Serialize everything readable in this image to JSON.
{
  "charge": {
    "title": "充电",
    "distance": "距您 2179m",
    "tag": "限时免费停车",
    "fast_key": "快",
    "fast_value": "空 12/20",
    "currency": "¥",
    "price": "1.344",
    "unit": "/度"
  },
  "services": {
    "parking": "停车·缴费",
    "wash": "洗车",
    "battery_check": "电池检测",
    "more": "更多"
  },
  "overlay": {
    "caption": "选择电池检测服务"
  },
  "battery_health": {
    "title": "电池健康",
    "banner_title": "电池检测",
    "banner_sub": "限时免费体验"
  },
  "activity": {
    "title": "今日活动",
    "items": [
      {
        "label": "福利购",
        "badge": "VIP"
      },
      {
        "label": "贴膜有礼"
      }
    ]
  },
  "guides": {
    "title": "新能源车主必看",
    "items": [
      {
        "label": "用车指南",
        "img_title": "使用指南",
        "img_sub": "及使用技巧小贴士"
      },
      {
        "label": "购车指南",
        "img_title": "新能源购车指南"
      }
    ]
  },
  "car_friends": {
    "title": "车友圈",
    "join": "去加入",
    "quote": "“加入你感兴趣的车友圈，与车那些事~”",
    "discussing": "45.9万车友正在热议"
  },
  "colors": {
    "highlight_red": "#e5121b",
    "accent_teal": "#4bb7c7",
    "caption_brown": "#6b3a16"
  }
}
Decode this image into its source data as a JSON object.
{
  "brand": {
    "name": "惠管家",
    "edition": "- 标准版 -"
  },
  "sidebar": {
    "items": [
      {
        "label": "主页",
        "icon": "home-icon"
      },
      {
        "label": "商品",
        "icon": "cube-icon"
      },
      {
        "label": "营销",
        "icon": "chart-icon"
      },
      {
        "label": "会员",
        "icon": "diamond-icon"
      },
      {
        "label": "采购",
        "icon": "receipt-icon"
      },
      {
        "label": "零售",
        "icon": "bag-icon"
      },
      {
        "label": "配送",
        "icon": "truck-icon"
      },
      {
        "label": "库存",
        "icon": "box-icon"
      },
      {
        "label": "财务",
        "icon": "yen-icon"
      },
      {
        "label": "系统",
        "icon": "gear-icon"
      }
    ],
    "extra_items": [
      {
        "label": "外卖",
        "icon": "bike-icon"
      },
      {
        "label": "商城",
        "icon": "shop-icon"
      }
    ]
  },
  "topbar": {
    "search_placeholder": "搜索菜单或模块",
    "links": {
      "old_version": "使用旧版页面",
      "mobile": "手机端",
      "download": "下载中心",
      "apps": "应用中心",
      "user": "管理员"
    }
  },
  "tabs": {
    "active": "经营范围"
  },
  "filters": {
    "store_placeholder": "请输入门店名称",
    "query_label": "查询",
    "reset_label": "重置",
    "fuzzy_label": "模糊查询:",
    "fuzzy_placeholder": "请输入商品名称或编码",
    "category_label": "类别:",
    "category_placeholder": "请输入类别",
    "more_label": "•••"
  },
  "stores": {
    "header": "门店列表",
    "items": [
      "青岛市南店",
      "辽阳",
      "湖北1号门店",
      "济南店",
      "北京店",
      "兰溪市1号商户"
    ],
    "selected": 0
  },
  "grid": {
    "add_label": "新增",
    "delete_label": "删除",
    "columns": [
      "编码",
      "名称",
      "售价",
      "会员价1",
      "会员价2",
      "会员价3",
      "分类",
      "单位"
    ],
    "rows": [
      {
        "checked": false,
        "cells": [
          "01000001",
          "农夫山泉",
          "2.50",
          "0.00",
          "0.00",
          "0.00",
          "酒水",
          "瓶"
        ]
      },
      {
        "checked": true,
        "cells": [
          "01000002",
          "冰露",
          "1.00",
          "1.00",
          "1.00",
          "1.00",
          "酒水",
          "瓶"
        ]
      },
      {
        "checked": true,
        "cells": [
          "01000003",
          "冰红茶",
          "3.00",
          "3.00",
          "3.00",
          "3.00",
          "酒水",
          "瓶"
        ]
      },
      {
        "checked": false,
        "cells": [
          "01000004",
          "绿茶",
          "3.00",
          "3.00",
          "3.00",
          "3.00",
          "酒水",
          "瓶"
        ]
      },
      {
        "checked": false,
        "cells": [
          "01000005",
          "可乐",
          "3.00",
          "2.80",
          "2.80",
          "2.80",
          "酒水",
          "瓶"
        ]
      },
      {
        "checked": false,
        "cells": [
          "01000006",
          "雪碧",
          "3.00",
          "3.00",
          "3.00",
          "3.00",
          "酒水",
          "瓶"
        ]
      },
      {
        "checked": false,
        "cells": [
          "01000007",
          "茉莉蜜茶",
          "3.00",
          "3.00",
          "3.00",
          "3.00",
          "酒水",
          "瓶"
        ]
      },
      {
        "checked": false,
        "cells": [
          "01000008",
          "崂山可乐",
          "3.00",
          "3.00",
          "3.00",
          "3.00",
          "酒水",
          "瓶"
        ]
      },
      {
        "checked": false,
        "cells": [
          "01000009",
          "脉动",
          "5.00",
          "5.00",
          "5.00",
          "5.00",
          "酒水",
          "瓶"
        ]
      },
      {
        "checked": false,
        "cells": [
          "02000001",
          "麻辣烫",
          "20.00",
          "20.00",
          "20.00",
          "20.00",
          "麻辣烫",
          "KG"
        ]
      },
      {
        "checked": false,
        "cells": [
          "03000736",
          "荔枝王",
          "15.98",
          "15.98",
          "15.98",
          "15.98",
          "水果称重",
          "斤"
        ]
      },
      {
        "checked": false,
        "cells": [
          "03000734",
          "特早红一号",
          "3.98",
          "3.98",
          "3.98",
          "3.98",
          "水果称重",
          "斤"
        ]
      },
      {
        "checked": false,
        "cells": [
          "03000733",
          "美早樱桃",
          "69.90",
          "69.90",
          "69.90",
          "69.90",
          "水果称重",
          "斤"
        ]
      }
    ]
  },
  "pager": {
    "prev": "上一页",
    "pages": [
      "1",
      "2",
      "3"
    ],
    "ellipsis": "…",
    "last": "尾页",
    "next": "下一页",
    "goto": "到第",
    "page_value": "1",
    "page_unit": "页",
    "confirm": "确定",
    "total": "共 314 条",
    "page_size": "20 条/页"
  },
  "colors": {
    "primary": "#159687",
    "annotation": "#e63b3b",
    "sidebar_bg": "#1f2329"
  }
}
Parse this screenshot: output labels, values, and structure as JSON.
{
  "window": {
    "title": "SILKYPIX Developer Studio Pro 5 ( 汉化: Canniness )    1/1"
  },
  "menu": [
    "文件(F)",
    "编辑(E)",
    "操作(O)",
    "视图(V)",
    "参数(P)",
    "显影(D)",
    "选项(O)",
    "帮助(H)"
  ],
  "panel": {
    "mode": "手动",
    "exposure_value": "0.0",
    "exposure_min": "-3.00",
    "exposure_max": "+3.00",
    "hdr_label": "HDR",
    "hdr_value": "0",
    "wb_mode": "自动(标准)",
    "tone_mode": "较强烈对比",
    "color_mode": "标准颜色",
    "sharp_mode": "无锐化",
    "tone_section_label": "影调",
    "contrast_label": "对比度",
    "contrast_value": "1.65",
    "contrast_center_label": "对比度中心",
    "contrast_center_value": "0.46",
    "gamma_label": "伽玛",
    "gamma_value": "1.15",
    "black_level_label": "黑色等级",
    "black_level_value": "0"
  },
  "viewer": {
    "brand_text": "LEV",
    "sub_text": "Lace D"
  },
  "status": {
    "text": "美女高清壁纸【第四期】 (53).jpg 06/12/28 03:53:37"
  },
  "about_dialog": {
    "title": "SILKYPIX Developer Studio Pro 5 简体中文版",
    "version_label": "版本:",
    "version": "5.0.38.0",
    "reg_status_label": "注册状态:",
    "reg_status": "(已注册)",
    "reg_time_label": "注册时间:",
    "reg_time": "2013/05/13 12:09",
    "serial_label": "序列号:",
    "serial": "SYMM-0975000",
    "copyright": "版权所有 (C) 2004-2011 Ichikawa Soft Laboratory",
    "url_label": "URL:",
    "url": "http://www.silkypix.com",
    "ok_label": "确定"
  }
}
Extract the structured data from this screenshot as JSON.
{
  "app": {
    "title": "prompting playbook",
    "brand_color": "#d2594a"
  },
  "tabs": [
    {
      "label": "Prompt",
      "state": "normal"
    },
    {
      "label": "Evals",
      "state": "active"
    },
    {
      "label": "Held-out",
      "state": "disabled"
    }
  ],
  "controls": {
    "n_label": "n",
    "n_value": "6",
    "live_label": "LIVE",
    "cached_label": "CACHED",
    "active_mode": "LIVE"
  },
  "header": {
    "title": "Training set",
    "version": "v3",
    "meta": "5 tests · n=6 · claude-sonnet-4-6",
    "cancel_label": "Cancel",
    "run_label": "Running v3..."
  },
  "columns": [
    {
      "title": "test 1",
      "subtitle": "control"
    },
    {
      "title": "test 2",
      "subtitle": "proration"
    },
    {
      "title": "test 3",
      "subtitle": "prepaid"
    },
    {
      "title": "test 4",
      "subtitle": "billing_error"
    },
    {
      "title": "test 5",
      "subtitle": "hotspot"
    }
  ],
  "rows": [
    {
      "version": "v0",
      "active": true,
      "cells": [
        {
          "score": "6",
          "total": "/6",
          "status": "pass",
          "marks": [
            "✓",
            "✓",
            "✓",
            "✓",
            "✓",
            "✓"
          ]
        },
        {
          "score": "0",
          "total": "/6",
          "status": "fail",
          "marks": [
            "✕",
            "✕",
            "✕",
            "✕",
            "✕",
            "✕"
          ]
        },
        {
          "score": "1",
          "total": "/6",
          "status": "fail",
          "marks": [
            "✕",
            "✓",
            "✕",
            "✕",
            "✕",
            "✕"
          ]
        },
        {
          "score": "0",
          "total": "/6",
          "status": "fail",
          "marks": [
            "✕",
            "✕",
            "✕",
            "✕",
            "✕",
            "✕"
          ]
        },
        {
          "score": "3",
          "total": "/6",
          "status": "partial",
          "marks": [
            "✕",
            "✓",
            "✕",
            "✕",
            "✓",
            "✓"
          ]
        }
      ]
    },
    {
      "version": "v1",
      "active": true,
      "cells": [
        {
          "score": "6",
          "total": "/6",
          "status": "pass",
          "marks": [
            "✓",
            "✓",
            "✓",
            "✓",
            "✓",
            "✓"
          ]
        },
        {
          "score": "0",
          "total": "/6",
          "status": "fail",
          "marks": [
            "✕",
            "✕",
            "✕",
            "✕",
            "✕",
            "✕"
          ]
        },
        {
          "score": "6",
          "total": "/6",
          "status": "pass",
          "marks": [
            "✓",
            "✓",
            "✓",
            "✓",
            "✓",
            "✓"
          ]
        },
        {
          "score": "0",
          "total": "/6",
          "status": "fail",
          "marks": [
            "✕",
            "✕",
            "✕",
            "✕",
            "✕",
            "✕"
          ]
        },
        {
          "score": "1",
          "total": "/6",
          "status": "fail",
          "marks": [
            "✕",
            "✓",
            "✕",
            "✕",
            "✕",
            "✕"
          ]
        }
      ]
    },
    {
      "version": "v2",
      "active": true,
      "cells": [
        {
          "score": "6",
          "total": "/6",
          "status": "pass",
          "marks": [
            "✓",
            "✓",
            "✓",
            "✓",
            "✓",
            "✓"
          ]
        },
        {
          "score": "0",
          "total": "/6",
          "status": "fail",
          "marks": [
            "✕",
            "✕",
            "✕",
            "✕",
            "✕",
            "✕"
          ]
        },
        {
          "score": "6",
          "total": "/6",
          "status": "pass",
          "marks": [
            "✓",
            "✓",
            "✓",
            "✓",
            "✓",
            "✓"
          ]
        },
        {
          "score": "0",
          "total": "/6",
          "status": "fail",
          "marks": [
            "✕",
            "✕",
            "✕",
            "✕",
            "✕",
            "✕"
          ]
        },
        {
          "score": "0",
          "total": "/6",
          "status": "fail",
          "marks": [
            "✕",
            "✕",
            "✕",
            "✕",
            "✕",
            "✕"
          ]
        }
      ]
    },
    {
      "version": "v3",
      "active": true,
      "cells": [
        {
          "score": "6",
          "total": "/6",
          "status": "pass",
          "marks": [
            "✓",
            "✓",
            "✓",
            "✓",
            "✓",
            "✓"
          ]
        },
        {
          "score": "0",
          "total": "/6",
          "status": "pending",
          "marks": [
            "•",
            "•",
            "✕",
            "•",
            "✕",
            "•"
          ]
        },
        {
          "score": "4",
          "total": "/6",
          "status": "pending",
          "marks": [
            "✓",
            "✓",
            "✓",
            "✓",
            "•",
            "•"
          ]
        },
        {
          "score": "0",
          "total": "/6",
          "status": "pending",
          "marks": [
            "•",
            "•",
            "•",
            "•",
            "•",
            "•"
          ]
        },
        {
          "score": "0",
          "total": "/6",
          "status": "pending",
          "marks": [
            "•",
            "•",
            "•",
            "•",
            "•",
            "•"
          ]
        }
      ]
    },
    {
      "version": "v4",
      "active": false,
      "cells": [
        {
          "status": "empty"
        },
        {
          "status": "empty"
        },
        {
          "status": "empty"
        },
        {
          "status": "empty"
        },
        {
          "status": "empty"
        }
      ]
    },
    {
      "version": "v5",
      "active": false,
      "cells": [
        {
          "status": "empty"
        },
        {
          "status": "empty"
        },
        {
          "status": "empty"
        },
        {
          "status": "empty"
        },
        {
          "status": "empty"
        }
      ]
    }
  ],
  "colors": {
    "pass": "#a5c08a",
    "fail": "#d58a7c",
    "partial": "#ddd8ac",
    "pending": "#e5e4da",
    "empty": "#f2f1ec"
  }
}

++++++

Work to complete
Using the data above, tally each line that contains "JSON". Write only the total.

Exercise output
4